    In Arizona, those who have been on government health care the longest are now seeking private options. The Native American tribes [no longer] want government run health care.

    In possibly the most revealing comment of the call, Dr. Andy Harris (R-MD) pointed out a hidden risk of Obamacare, one that we're already seeing in the British NHS:

    ... the increasing employment of physicians by hospitals and health care systems and the lack of physicians being able to practice independently.  We know, for instance, that whereas at the beginning of the last decade, well more than half of physicians practiced independently.  That number is under half, it is under 50%, in fact it is under 40% now and shrinking rapidly. We will have the rationing of care, and it will be because you have created financial incentives for the physician gatekeepers through their employment situations to actually limit care.  And these are real concerns for physicians who just want to do what is best for their patients, they don’t have a third party or the government intervening.  And again, this is one of the concerns I have is that we are not only going to see structural changes to how health care is paid for by insurance, we are going to see structural changes to how health care is delivered in and of itself. 

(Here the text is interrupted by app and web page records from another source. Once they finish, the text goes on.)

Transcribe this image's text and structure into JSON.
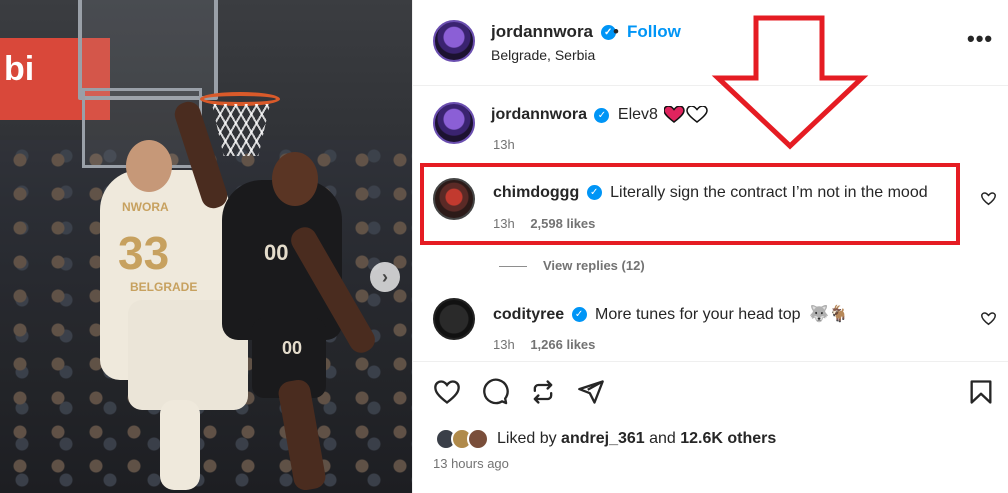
{
  "post": {
    "author": "jordannwora",
    "follow_label": "Follow",
    "separator": "•",
    "location": "Belgrade, Serbia",
    "more_label": "•••",
    "photo_banner_text": "bi",
    "jersey_white_name": "NWORA",
    "jersey_white_number": "33",
    "jersey_white_city": "BELGRADE",
    "jersey_black_number": "00",
    "shorts_black_number": "00",
    "next_glyph": "›"
  },
  "caption": {
    "user": "jordannwora",
    "text": "Elev8",
    "time": "13h"
  },
  "comments": [
    {
      "user": "chimdoggg",
      "text": "Literally sign the contract I’m not in the mood",
      "time": "13h",
      "likes": "2,598 likes"
    },
    {
      "user": "codityree",
      "text": "More tunes for your head top",
      "time": "13h",
      "likes": "1,266 likes"
    }
  ],
  "view_replies": "View replies (12)",
  "likes_summary": {
    "prefix": "Liked by ",
    "user": "andrej_361",
    "middle": " and ",
    "others": "12.6K others"
  },
  "posted_ago": "13 hours ago",
  "colors": {
    "accent": "#0095f6",
    "annotation": "#e51c23",
    "heart_red": "#ed4956"
  },
  "icons": [
    "heart-icon",
    "comment-icon",
    "share-icon",
    "send-icon",
    "bookmark-icon",
    "verified-icon",
    "more-icon"
  ]
}
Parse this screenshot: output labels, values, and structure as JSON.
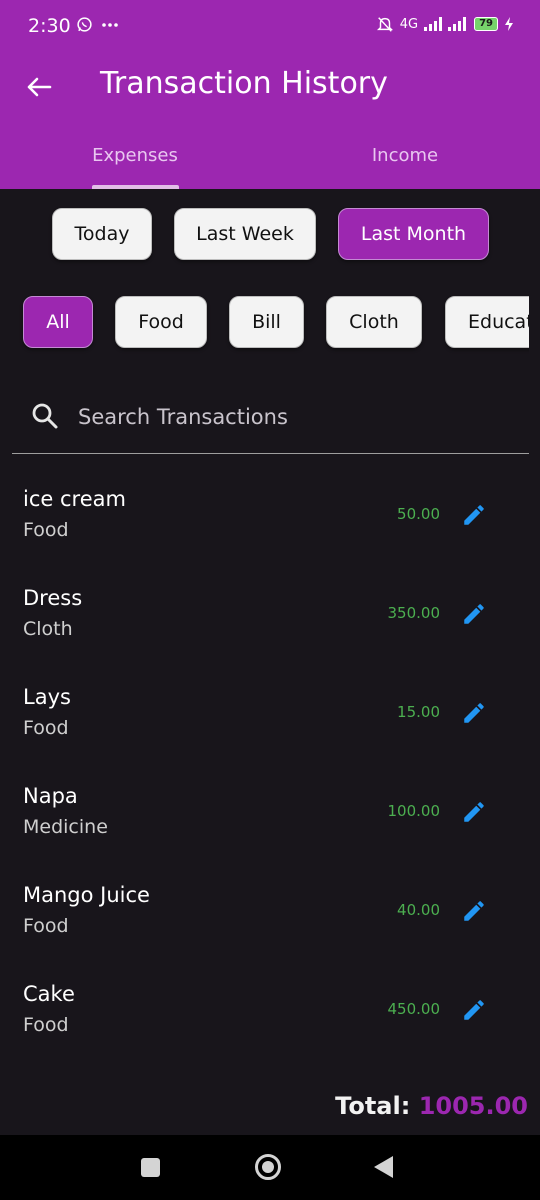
{
  "status_bar": {
    "time": "2:30",
    "network": "4G",
    "battery": "79"
  },
  "app_bar": {
    "title": "Transaction History"
  },
  "tabs": [
    {
      "label": "Expenses",
      "selected": true
    },
    {
      "label": "Income",
      "selected": false
    }
  ],
  "period_filters": [
    {
      "label": "Today",
      "selected": false
    },
    {
      "label": "Last Week",
      "selected": false
    },
    {
      "label": "Last Month",
      "selected": true
    }
  ],
  "category_filters": [
    {
      "label": "All",
      "selected": true
    },
    {
      "label": "Food",
      "selected": false
    },
    {
      "label": "Bill",
      "selected": false
    },
    {
      "label": "Cloth",
      "selected": false
    },
    {
      "label": "Education",
      "selected": false
    }
  ],
  "search": {
    "placeholder": "Search Transactions",
    "value": ""
  },
  "transactions": [
    {
      "name": "ice cream",
      "category": "Food",
      "amount": "50.00"
    },
    {
      "name": "Dress",
      "category": "Cloth",
      "amount": "350.00"
    },
    {
      "name": "Lays",
      "category": "Food",
      "amount": "15.00"
    },
    {
      "name": "Napa",
      "category": "Medicine",
      "amount": "100.00"
    },
    {
      "name": "Mango Juice",
      "category": "Food",
      "amount": "40.00"
    },
    {
      "name": "Cake",
      "category": "Food",
      "amount": "450.00"
    }
  ],
  "total": {
    "label": "Total:",
    "value": "1005.00"
  },
  "colors": {
    "primary": "#9c27b0",
    "background": "#18151b",
    "amount": "#4caf50",
    "edit_icon": "#2196f3"
  },
  "icons": {
    "back": "arrow-left-icon",
    "search": "magnifier-icon",
    "edit": "pencil-icon"
  }
}
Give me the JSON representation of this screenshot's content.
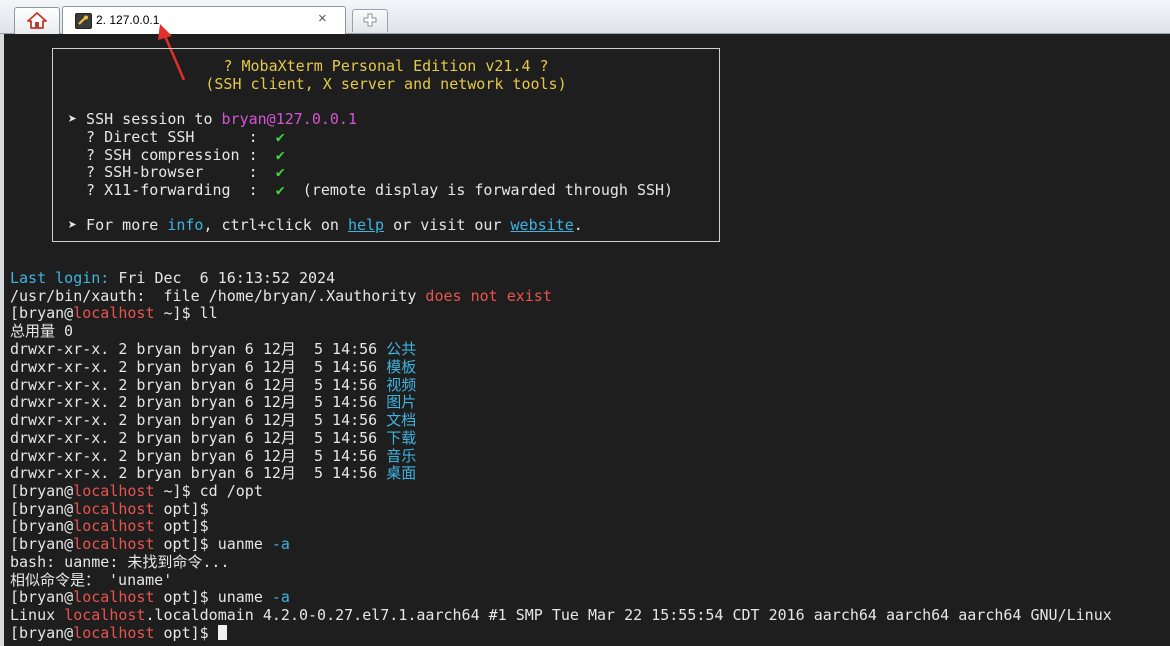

    I followed up with a question regarding Quality Adjusted Life Years and the Liverpool Care Pathway that I blogged about in January. This led to quite a discussion, particularly from Harris and Gingrey, that the Independent Payment Advisory Board (IPAB) would effectively be the same thing - bureaucrats rationing care and limiting the rights of the individual to choose their own care. Each member was careful, however, to avoid the "inflammatory language" of referring to rationing as "death panels", agreeing that such language would not serve to convince more voters than it would repel. Rather, the theme of the caucus was that they all wished to convince voters that the mountain of regulations, the massive new bureaucracies, the rejection of personal choice in your own health care and the significant uncertainties created for employers would be sufficient arguments to convince voters that repeal is the best option.

    Indeed, the caucus laid out an ambitious goal of full repeal of Obamacare, while noting that it would require a pro-repeal majority in the House and Senate and a President who would sign a repeal bill. While this is a massive undertaking, the Republican Doctors Caucus remains 100% committed to full repeal. This is in line with public opinion, which has consistently disapproved of Obamacare, with most Americans still favoring full repeal.